by William Skink
I find the topic of homelessness in Missoula beyond maddening because after all this time implementing a 10 year plan to end homelessness, we are still getting mixed messages about a pretty basic aspect of this issue: are the numbers of homeless individuals going up or down?
In this Missoulian op-ed I linked to in another post, they repeat the claim that the number of people experiencing homelessness is going down:
Point-in-time surveys show that the number of homeless individuals in Missoula has been decreasing since reaching a peak of 585 in 2014. Similarly, the total number of homeless people in Montana has been on the decline.
And then there’s this from a recent Missoula Current article about the temporary ordinance that City Council voted on:
“Missoula lacks adequate services to address the increased need of our homeless and at-risk populations and our shelter system during extreme weather events,” said Jenn Gress of Development Services.
The city’s extreme winter cold creates unsafe overcrowding at the Poverello Center, the city’s permanent homeless shelter. When the population there reaches 175, people are turned away.

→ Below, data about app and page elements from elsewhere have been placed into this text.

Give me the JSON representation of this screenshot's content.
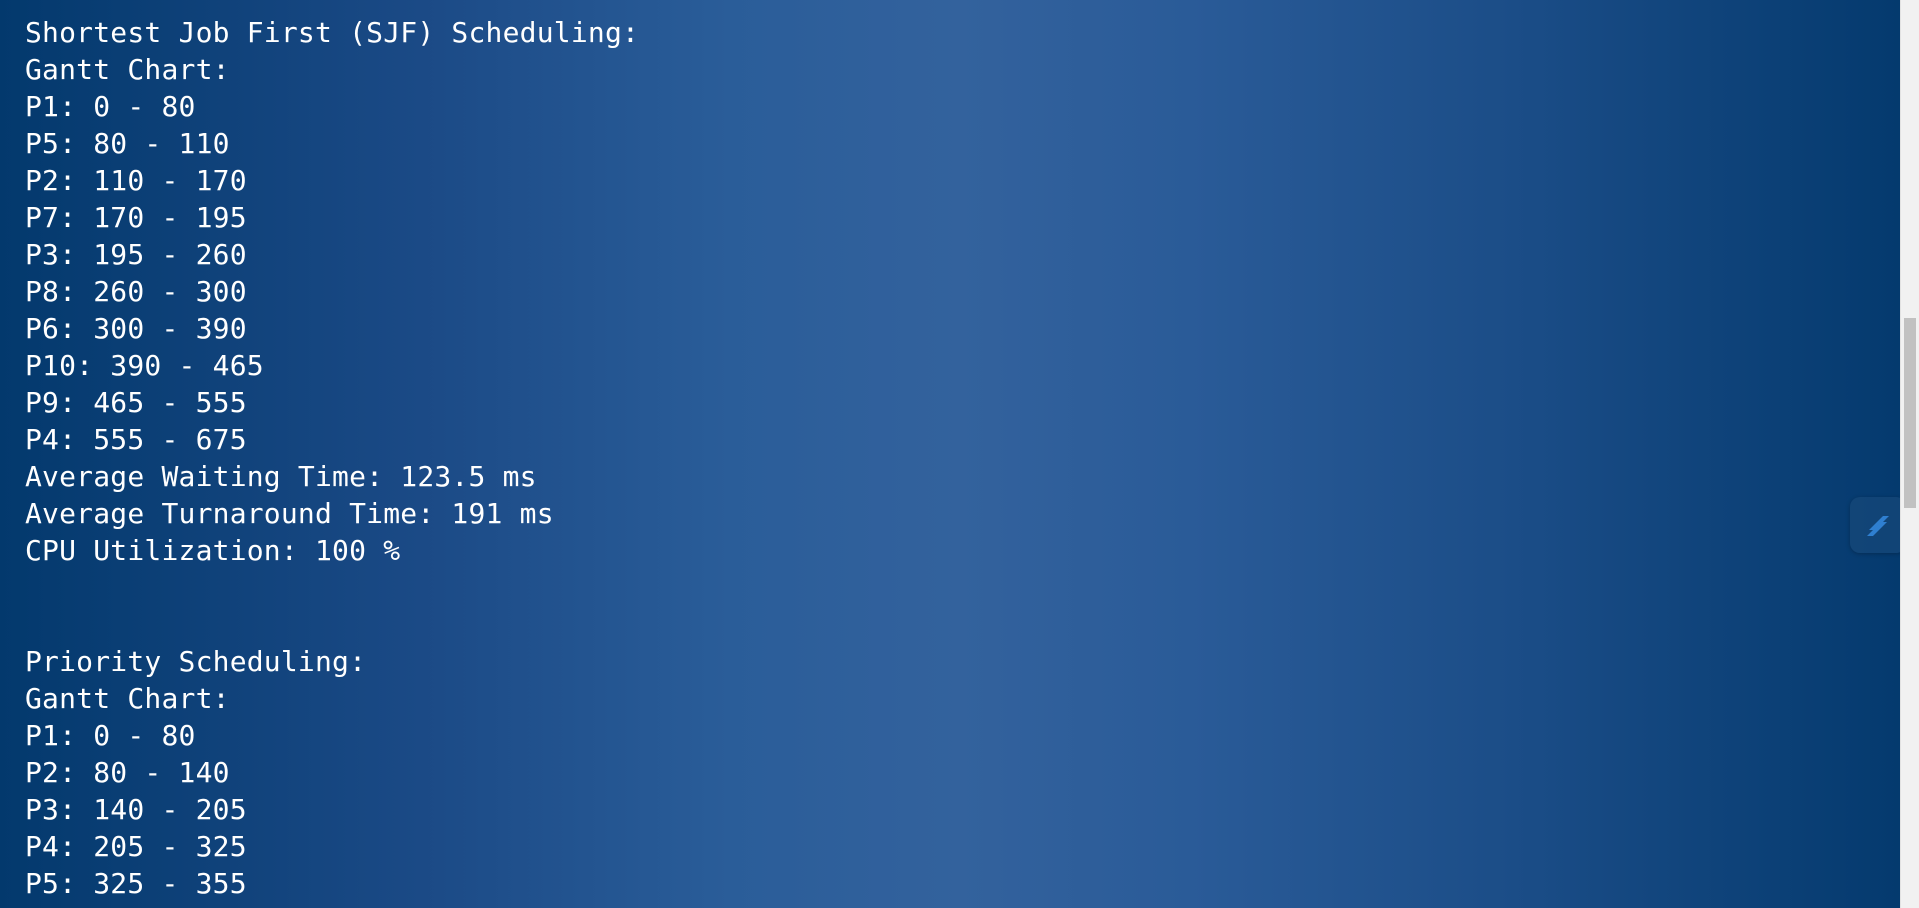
{
  "lines": [
    "Shortest Job First (SJF) Scheduling:",
    "Gantt Chart:",
    "P1: 0 - 80",
    "P5: 80 - 110",
    "P2: 110 - 170",
    "P7: 170 - 195",
    "P3: 195 - 260",
    "P8: 260 - 300",
    "P6: 300 - 390",
    "P10: 390 - 465",
    "P9: 465 - 555",
    "P4: 555 - 675",
    "Average Waiting Time: 123.5 ms",
    "Average Turnaround Time: 191 ms",
    "CPU Utilization: 100 %",
    "",
    "",
    "Priority Scheduling:",
    "Gantt Chart:",
    "P1: 0 - 80",
    "P2: 80 - 140",
    "P3: 140 - 205",
    "P4: 205 - 325",
    "P5: 325 - 355"
  ],
  "widget": {
    "icon": "slash-logo-icon",
    "color": "#2f7fd0"
  }
}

How is it possible for the number of homeless people in Missoula to be going down while, at the same time, the need is increasing? Obviously one of these claims is inaccurate, and I don’t think it’s the one claiming that the need is increasing.
The optics of this incongruity are not good, which might be one reason our elected leaders are so defensive. After congratulating themselves for a temporary ordinance that enables churches to join the band-aid brigade, council members Gwen Jones and Jordan Hess defended all the hard work they’ve been doing:

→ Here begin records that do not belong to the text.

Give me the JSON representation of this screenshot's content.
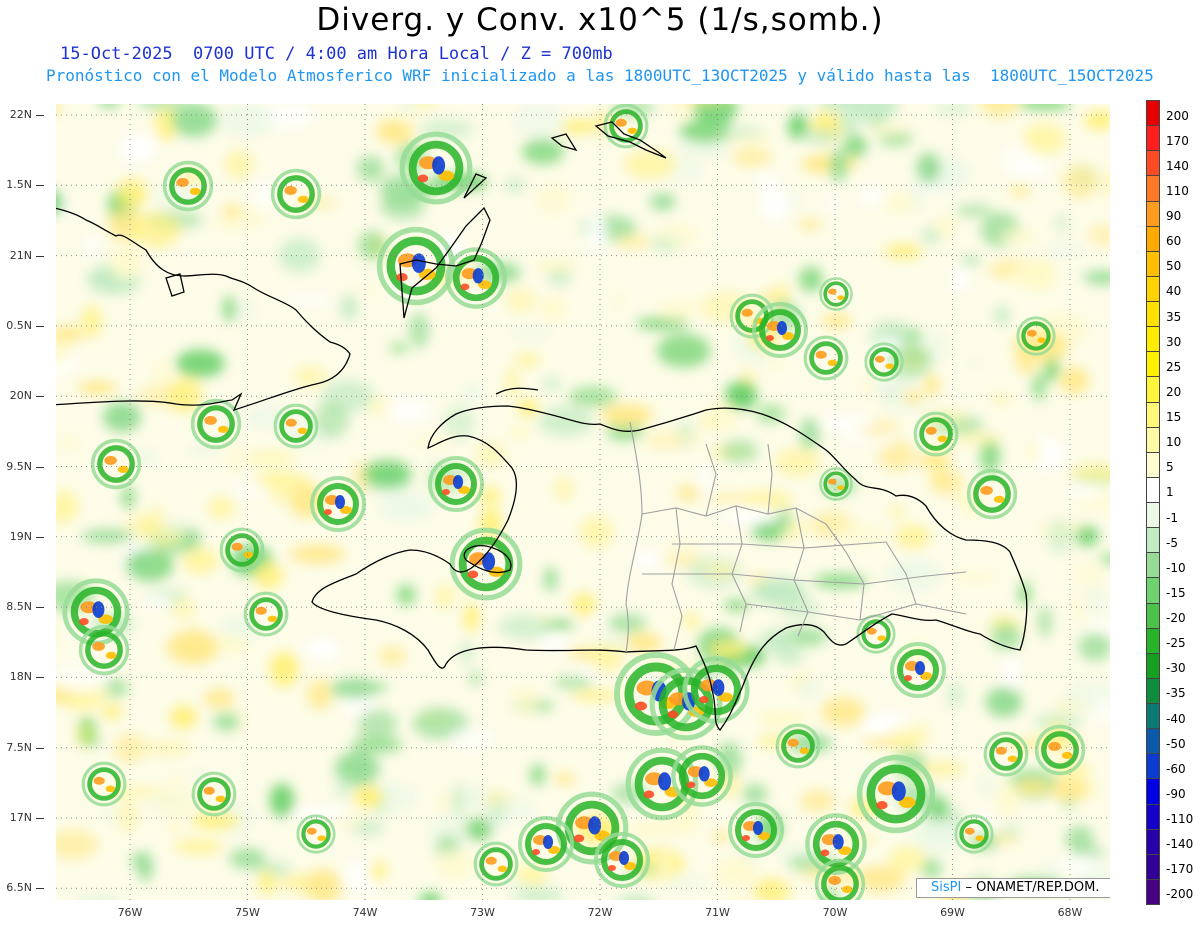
{
  "header": {
    "title": "Diverg. y Conv. x10^5 (1/s,somb.)",
    "date_line": "15-Oct-2025  0700 UTC / 4:00 am Hora Local / Z = 700mb",
    "forecast_line": "Pronóstico con el Modelo Atmosferico WRF inicializado a las 1800UTC_13OCT2025 y válido hasta las  1800UTC_15OCT2025"
  },
  "axes": {
    "lat_labels": [
      "22N",
      "1.5N",
      "21N",
      "0.5N",
      "20N",
      "9.5N",
      "19N",
      "8.5N",
      "18N",
      "7.5N",
      "17N",
      "6.5N"
    ],
    "lon_labels": [
      "76W",
      "75W",
      "74W",
      "73W",
      "72W",
      "71W",
      "70W",
      "69W",
      "68W"
    ]
  },
  "colorbar": {
    "labels": [
      "200",
      "170",
      "140",
      "110",
      "90",
      "60",
      "50",
      "40",
      "35",
      "30",
      "25",
      "20",
      "15",
      "10",
      "5",
      "1",
      "-1",
      "-5",
      "-10",
      "-15",
      "-20",
      "-25",
      "-30",
      "-35",
      "-40",
      "-50",
      "-60",
      "-90",
      "-110",
      "-140",
      "-170",
      "-200"
    ],
    "colors": [
      "#e60000",
      "#ff1e1e",
      "#ff4b23",
      "#ff7828",
      "#ff9b1e",
      "#ffaa00",
      "#ffbe00",
      "#ffd200",
      "#ffe100",
      "#ffeb00",
      "#fff000",
      "#fff53c",
      "#fff878",
      "#fffaa5",
      "#fffcd2",
      "#ffffff",
      "#ebf8e6",
      "#c3ebc3",
      "#96dc96",
      "#6ed26e",
      "#4bc34b",
      "#28b428",
      "#14a01e",
      "#0f8c3c",
      "#0a7873",
      "#0a5aaa",
      "#0a3cd2",
      "#0000e6",
      "#1400c8",
      "#2800aa",
      "#320096",
      "#460082"
    ]
  },
  "credit": {
    "logo": "SisPI",
    "text": "– ONAMET/REP.DOM."
  },
  "map_colors": {
    "background": "#fdfce8",
    "coastline": "#000000",
    "provinces": "#a0a0a0",
    "gridlines": "#888888"
  }
}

The interim ordinance – work on which began last winter – drew praise this week from politicians and service providers alike.

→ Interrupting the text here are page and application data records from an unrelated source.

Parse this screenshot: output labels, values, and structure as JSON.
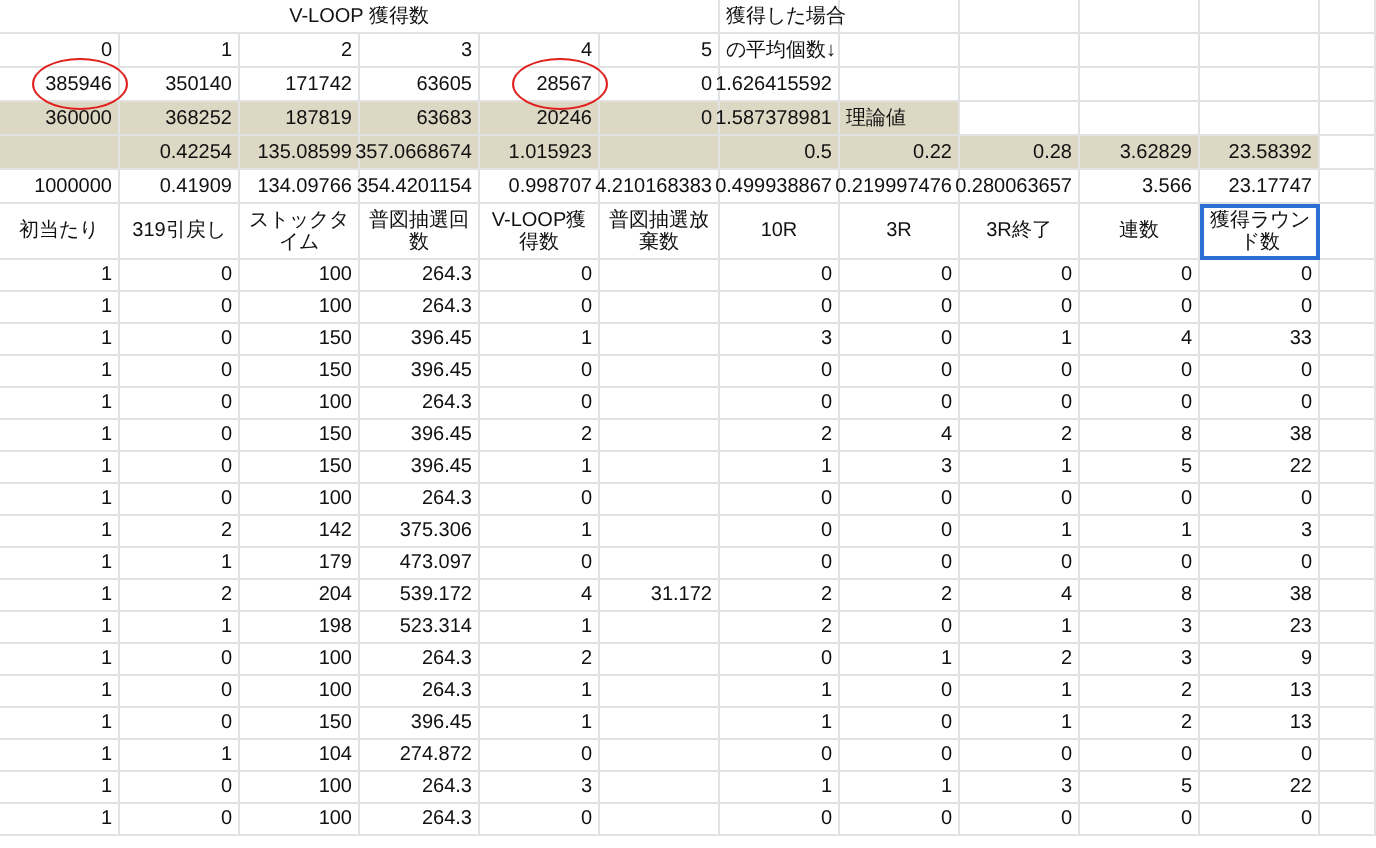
{
  "title_row": {
    "title": "V-LOOP 獲得数",
    "note": "獲得した場合"
  },
  "top_rows": [
    {
      "shaded": false,
      "cells": [
        "0",
        "1",
        "2",
        "3",
        "4",
        "5",
        {
          "text": "の平均個数↓",
          "kind": "label"
        }
      ]
    },
    {
      "shaded": false,
      "cells": [
        {
          "text": "385946",
          "circled": true
        },
        "350140",
        "171742",
        "63605",
        {
          "text": "28567",
          "circled": true
        },
        "0",
        "1.626415592"
      ]
    },
    {
      "shaded": true,
      "cells": [
        "360000",
        "368252",
        "187819",
        "63683",
        "20246",
        "0",
        "1.587378981",
        {
          "text": "理論値",
          "kind": "label"
        }
      ]
    },
    {
      "shaded": true,
      "cells": [
        null,
        "0.42254",
        "135.08599",
        "357.0668674",
        "1.015923",
        null,
        "0.5",
        "0.22",
        "0.28",
        "3.62829",
        "23.58392"
      ]
    },
    {
      "shaded": false,
      "cells": [
        "1000000",
        "0.41909",
        "134.09766",
        "354.4201154",
        "0.998707",
        "4.210168383",
        "0.499938867",
        "0.219997476",
        "0.280063657",
        "3.566",
        "23.17747"
      ]
    }
  ],
  "columns": [
    {
      "label": "初当たり",
      "selected": false
    },
    {
      "label": "319引戻し",
      "selected": false
    },
    {
      "label": "ストックタイム",
      "selected": false
    },
    {
      "label": "普図抽選回数",
      "selected": false
    },
    {
      "label": "V-LOOP獲得数",
      "selected": false
    },
    {
      "label": "普図抽選放棄数",
      "selected": false
    },
    {
      "label": "10R",
      "selected": false
    },
    {
      "label": "3R",
      "selected": false
    },
    {
      "label": "3R終了",
      "selected": false
    },
    {
      "label": "連数",
      "selected": false
    },
    {
      "label": "獲得ラウンド数",
      "selected": true
    }
  ],
  "data_rows": [
    [
      "1",
      "0",
      "100",
      "264.3",
      "0",
      null,
      "0",
      "0",
      "0",
      "0",
      "0"
    ],
    [
      "1",
      "0",
      "100",
      "264.3",
      "0",
      null,
      "0",
      "0",
      "0",
      "0",
      "0"
    ],
    [
      "1",
      "0",
      "150",
      "396.45",
      "1",
      null,
      "3",
      "0",
      "1",
      "4",
      "33"
    ],
    [
      "1",
      "0",
      "150",
      "396.45",
      "0",
      null,
      "0",
      "0",
      "0",
      "0",
      "0"
    ],
    [
      "1",
      "0",
      "100",
      "264.3",
      "0",
      null,
      "0",
      "0",
      "0",
      "0",
      "0"
    ],
    [
      "1",
      "0",
      "150",
      "396.45",
      "2",
      null,
      "2",
      "4",
      "2",
      "8",
      "38"
    ],
    [
      "1",
      "0",
      "150",
      "396.45",
      "1",
      null,
      "1",
      "3",
      "1",
      "5",
      "22"
    ],
    [
      "1",
      "0",
      "100",
      "264.3",
      "0",
      null,
      "0",
      "0",
      "0",
      "0",
      "0"
    ],
    [
      "1",
      "2",
      "142",
      "375.306",
      "1",
      null,
      "0",
      "0",
      "1",
      "1",
      "3"
    ],
    [
      "1",
      "1",
      "179",
      "473.097",
      "0",
      null,
      "0",
      "0",
      "0",
      "0",
      "0"
    ],
    [
      "1",
      "2",
      "204",
      "539.172",
      "4",
      "31.172",
      "2",
      "2",
      "4",
      "8",
      "38"
    ],
    [
      "1",
      "1",
      "198",
      "523.314",
      "1",
      null,
      "2",
      "0",
      "1",
      "3",
      "23"
    ],
    [
      "1",
      "0",
      "100",
      "264.3",
      "2",
      null,
      "0",
      "1",
      "2",
      "3",
      "9"
    ],
    [
      "1",
      "0",
      "100",
      "264.3",
      "1",
      null,
      "1",
      "0",
      "1",
      "2",
      "13"
    ],
    [
      "1",
      "0",
      "150",
      "396.45",
      "1",
      null,
      "1",
      "0",
      "1",
      "2",
      "13"
    ],
    [
      "1",
      "1",
      "104",
      "274.872",
      "0",
      null,
      "0",
      "0",
      "0",
      "0",
      "0"
    ],
    [
      "1",
      "0",
      "100",
      "264.3",
      "3",
      null,
      "1",
      "1",
      "3",
      "5",
      "22"
    ],
    [
      "1",
      "0",
      "100",
      "264.3",
      "0",
      null,
      "0",
      "0",
      "0",
      "0",
      "0"
    ]
  ]
}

“Good work by everybody,” said Jim Morton of the Human Resource Council.
Added City Councilwoman Gwen Jones: “I’m glad we are having these discussions now and appreciate all the work that went into this. There’s some misconception that because we are hearing it now, it just came across our desk. But it’s been months and months of work. It’s a hard problem to attack.”
“The misconception that this is coming at the last moment couldn’t be farther from true,” said Councilman Jordan Hess. “We’ve been working on a permanent solution since last year. I appreciate all the hard work. These legislation has the potential to save lives this winter.”
Well, I’m glad people like Jordan Hess have been working on this ordinance so hard for the past year, but I will remind him and anyone else reading this that we are moving into YEAR 8 of a 10 YEAR PLAN TO END HOMELESSNESS. People are frustrated not because the scramble of the last year has produced so little, but because the past 7 years of a 10 year plan has produced so little.
If Missoula’s 10 year plan to end homelessness was an actual priority for our elected leaders, then we should be much farther along in plugging the gaping holes in the social safety net. From my direct experience, having worked at the Poverello Center from 2008-2016, I can say the plan has not been a priority, especially for Mayor Engen. There are always more important priorities, like acquiring the Water Company and gentrifying the valley.
No one in city government should be congratulating themselves over this ordinance. Churches and volunteers should not be asked to provide more band-aid fixes. There needs to be an appropriate facility with actual services and well-trained staff to address the kind of individuals who remain unsheltered during the winter months in Montana.
It’s also worth asking what 16 million dollars could do to help with all this.
The plan for this year, which is being unveiled today via press-release, is going to look a lot like last year’s plan, from what I know of it. I’ll wait to see what is reported before commenting further.